Ontario Election: Voter Turnout An All-Time Low
TORONTO - A majority of eligible Ontario residents didn't cast a ballot in Thursday's election, marking the first time turnout in the province dipped below 50 per cent.
Preliminary figures from Elections Ontario show that the unofficial voter turnout was 49.02 per cent.
It marks a new low in turnout for Ontario elections, though voter turnout at all levels has been steadily declining for years. The number shouldn't be surprising, said Carleton University political science professor Jon Pammett. The 50-per-cent mark is more of a mental barrier, he said.
"I'm not sure I'd say it's significant, but you might consider it symbolic," he said. "It's a symptom of an overall attitude to public participation."
In 2007, the last provincial election, 52.1 per cent of voters went to the polls and in 2003 the voter turnout was 56.8 per cent. The turnout is even lower than the 50.6 per cent of eligible voters who cast a ballot in Toronto's municipal election last year.
And there's nothing to suggest it won't keep slipping.
"It's hard to see anything working at the moment to push turnout up," Pammett said.
Voter fatigue after a federal election in May and municipal elections last October and tapped-out party resources likely contributed to the low turnout, but Queen's University political studies professor Scott Matthews thinks the main issue is fairly simple.
"It was kind of a boring campaign," he said. "It didn't really raise any issues to really excite the interests of voters."
Elections Ontario introduced some new ways to vote, and the turnout at advance polls was up, but Matthews said he suspects those were people who would have voted on Thursday anyway.
"These things don't matter all that much," he said. "People don't decide to stay home because it's just too hard to walk down the street and cast a ballot at the local church. They stay home because they're just not interested."
The responsibility for turning that around lies with the parties, who need to better engage voters and differentiate themselves, Matthews said. High-stakes elections can get people out to the polls in higher numbers, but there wasn't a sense of that this time, he said.
"When the sort of central elements of public policy are shared by the leading parties, why would you turn out to vote?" Matthews said. "You know things are going to work out pretty much OK anyway."
The federal election in May produced a slight increase in voter turnout, 61.1 per cent up from 58.8 in the 2008 federal election. Turnout also increased federally in 2006 in the election that saw Prime Minister Stephen Harper first wrest power away from the Liberals.
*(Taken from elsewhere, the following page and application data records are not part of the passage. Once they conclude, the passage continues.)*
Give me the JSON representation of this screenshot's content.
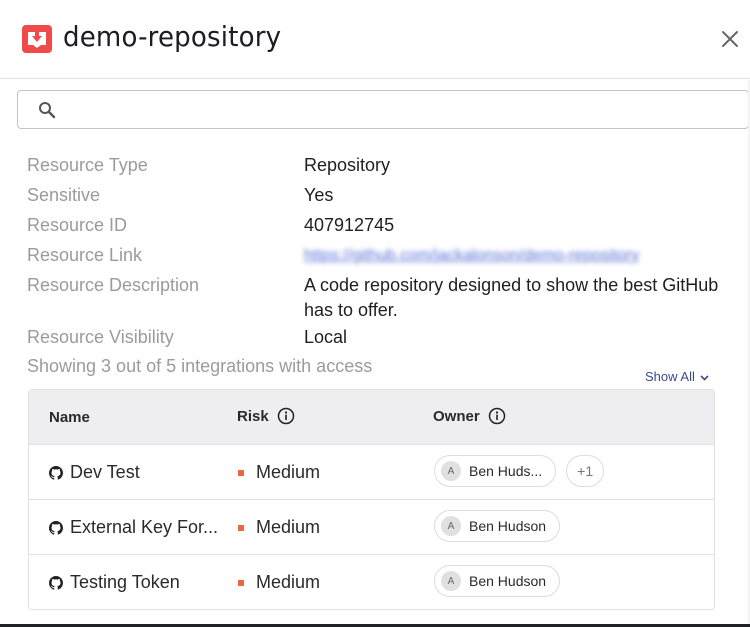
{
  "header": {
    "title": "demo-repository",
    "app_icon": "inbox-download-icon",
    "close_icon": "close-icon"
  },
  "search": {
    "placeholder": "",
    "value": "",
    "icon": "search-icon"
  },
  "details": [
    {
      "label": "Resource Type",
      "value": "Repository"
    },
    {
      "label": "Sensitive",
      "value": "Yes"
    },
    {
      "label": "Resource ID",
      "value": "407912745"
    },
    {
      "label": "Resource Link",
      "value": "https://github.com/jackalonson/demo-repository"
    },
    {
      "label": "Resource Description",
      "value": "A code repository designed to show the best GitHub has to offer."
    },
    {
      "label": "Resource Visibility",
      "value": "Local"
    }
  ],
  "integrations": {
    "summary": "Showing 3 out of 5 integrations with access",
    "show_all_label": "Show All",
    "columns": {
      "name": "Name",
      "risk": "Risk",
      "owner": "Owner"
    },
    "risk_color": "#e8683f",
    "rows": [
      {
        "name": "Dev Test",
        "icon": "github-icon",
        "risk": "Medium",
        "owner": "Ben Huds...",
        "owner_initial": "A",
        "extra_owners": "+1"
      },
      {
        "name": "External Key For...",
        "icon": "github-icon",
        "risk": "Medium",
        "owner": "Ben Hudson",
        "owner_initial": "A",
        "extra_owners": null
      },
      {
        "name": "Testing Token",
        "icon": "github-icon",
        "risk": "Medium",
        "owner": "Ben Hudson",
        "owner_initial": "A",
        "extra_owners": null
      }
    ]
  },
  "colors": {
    "brand": "#f04a4a",
    "link": "#5a6fd6",
    "show_all": "#3b4a8c",
    "table_header_bg": "#eeeef1"
  }
}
NDP Leader Andrea Horwath, speaking Friday morning in Hamilton, said voters were turned off by negative campaigning.
"If politics continues to just be about the ugly fighting between people who want power, the people of the province, the voters, the residents of Ontario, get lost in that fight," she said. "Then it's no wonder that they become cynical and they walk away from voting."
In a riding-by-riding analysis, voter turnout appears to have been lowest in areas just outside Toronto. The riding of Mississauga-Brampton South saw the smallest turnout at 37.3 per cent.
Those regions are ones in which a lot of new Canadians tend to settle, and recent immigrants are one group of people who, research shows, are less likely to vote, Matthews said. Other low turnout groups include youth and low-income people, he said.
According to the preliminary numbers, the riding with the highest turnout was Huron-Bruce, where about 60.1 per cent of voters cast their ballots. That riding is where Agriculture Minister Carol Mitchell lost her seat to Conservative Lisa Thompson, general manager of the Ontario Dairy Goat Co-operative.